▸ TASK DETAILS: The lines below that include the word "CLASSIC" are to be reported.

** Opening DATA FOR THIS TASK block **

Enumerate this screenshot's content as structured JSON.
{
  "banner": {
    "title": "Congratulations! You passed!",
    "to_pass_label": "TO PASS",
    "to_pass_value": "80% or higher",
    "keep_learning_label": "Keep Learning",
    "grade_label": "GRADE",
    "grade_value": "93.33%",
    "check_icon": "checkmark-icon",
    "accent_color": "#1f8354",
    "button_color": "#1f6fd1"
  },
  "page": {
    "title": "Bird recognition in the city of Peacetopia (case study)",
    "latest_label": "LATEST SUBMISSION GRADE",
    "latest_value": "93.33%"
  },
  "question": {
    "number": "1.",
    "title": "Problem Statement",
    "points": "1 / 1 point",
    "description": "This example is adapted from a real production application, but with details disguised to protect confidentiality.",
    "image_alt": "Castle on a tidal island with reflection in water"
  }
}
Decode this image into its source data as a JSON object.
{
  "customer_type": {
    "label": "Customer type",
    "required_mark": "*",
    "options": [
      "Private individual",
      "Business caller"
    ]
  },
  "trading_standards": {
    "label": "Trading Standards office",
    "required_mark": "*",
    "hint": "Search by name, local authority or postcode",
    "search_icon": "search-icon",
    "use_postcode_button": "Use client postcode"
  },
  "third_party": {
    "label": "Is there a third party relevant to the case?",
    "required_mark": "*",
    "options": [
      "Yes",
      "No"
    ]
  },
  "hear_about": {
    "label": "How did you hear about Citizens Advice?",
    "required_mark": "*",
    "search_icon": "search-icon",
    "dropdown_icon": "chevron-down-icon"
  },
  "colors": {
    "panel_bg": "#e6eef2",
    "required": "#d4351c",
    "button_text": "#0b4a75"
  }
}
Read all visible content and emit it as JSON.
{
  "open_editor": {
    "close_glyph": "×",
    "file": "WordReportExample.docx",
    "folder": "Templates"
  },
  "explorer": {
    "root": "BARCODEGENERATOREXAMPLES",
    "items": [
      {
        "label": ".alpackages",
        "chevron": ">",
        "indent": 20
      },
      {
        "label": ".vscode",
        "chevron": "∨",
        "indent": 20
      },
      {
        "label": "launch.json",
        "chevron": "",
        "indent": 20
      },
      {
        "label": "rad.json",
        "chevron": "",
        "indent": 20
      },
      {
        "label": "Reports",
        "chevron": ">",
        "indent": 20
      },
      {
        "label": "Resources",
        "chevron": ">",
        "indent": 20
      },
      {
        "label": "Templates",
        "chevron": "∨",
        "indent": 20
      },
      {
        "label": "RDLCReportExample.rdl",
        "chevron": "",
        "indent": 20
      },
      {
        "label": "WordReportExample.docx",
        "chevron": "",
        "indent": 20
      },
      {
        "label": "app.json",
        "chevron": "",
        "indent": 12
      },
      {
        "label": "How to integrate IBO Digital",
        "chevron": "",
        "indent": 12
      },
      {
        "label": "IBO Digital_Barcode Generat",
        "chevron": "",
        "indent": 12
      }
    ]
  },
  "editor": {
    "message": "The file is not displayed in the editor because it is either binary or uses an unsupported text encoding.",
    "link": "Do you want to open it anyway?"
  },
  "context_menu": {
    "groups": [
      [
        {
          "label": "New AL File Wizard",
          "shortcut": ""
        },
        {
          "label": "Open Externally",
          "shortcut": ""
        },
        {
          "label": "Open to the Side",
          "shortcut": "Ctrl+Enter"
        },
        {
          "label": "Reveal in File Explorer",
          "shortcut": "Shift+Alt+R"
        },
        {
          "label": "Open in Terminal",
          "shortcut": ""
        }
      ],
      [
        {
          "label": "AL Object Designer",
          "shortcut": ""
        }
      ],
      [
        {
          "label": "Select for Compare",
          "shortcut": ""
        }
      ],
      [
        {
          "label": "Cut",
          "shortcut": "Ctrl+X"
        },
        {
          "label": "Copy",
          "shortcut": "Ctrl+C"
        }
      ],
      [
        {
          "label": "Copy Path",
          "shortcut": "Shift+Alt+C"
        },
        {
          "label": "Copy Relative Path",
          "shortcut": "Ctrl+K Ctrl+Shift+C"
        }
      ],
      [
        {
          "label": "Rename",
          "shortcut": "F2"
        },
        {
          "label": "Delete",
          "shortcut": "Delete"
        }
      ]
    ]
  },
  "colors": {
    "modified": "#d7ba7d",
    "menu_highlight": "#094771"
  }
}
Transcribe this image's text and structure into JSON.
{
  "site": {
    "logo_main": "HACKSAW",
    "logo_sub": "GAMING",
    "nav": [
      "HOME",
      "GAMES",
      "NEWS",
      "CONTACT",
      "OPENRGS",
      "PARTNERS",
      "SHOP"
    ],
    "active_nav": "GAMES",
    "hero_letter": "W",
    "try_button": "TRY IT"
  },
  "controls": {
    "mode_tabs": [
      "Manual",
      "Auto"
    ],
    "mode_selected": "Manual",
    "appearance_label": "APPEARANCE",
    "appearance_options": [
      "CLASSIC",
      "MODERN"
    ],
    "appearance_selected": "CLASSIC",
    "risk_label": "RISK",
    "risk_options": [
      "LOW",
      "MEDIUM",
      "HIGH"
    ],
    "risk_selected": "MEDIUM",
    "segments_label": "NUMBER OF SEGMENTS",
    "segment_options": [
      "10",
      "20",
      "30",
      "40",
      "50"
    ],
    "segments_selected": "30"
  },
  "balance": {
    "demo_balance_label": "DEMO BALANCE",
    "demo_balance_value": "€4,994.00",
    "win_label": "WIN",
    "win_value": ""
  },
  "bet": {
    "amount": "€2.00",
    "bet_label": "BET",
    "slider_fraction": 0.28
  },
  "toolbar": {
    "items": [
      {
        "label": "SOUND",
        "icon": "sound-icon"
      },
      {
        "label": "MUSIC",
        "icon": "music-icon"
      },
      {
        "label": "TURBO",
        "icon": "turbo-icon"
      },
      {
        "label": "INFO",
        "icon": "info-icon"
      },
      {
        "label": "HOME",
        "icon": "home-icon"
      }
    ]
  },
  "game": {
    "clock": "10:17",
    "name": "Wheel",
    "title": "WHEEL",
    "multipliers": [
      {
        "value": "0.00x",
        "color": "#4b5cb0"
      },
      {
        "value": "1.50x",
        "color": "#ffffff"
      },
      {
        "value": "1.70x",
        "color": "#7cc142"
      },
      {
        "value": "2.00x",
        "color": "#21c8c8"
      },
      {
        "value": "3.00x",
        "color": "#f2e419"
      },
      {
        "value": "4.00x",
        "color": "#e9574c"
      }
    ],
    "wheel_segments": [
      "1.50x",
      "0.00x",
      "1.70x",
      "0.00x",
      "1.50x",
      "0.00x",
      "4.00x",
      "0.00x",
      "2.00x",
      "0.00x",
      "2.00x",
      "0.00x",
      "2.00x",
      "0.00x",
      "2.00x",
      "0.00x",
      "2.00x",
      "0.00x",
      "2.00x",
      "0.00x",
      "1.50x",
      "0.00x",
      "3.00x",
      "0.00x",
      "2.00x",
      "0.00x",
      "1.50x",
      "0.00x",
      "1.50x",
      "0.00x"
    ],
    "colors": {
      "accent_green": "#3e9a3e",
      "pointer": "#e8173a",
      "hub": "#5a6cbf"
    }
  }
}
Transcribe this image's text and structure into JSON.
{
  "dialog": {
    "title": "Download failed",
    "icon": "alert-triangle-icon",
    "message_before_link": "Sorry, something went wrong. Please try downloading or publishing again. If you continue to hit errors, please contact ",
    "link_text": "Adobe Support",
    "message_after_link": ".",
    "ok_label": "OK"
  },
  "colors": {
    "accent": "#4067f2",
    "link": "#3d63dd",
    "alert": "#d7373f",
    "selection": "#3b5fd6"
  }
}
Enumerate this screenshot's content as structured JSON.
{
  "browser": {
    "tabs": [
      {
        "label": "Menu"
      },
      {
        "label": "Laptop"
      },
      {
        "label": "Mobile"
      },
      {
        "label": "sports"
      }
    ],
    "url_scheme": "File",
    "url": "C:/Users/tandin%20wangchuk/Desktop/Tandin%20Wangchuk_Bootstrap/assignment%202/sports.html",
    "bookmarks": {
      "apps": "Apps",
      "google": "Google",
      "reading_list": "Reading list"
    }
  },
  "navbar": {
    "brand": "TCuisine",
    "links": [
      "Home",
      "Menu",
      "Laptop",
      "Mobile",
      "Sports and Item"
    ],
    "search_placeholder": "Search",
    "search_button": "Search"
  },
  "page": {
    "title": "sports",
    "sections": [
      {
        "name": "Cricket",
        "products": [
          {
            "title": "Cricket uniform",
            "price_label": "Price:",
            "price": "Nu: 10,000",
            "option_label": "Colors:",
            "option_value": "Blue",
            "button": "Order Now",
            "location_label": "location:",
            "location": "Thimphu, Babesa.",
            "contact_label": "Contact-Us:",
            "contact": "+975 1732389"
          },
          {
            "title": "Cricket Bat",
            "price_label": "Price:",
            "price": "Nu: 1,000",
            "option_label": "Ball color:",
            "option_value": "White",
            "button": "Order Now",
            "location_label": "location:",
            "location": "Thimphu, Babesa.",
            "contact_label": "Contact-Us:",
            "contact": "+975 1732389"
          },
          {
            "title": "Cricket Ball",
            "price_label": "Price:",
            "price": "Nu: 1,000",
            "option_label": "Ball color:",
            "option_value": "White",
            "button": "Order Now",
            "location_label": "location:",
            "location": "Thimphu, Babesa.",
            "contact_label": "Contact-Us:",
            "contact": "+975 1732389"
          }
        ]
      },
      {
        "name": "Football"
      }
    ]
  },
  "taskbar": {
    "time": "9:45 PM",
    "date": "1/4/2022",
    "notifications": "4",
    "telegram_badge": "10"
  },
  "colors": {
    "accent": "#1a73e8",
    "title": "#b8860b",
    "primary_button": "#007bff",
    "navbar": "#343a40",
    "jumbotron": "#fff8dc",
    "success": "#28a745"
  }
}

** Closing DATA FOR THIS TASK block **

▸ THE COMPLETED TASK:
      "CLASSIC",
    "appearance_selected": "CLASSIC",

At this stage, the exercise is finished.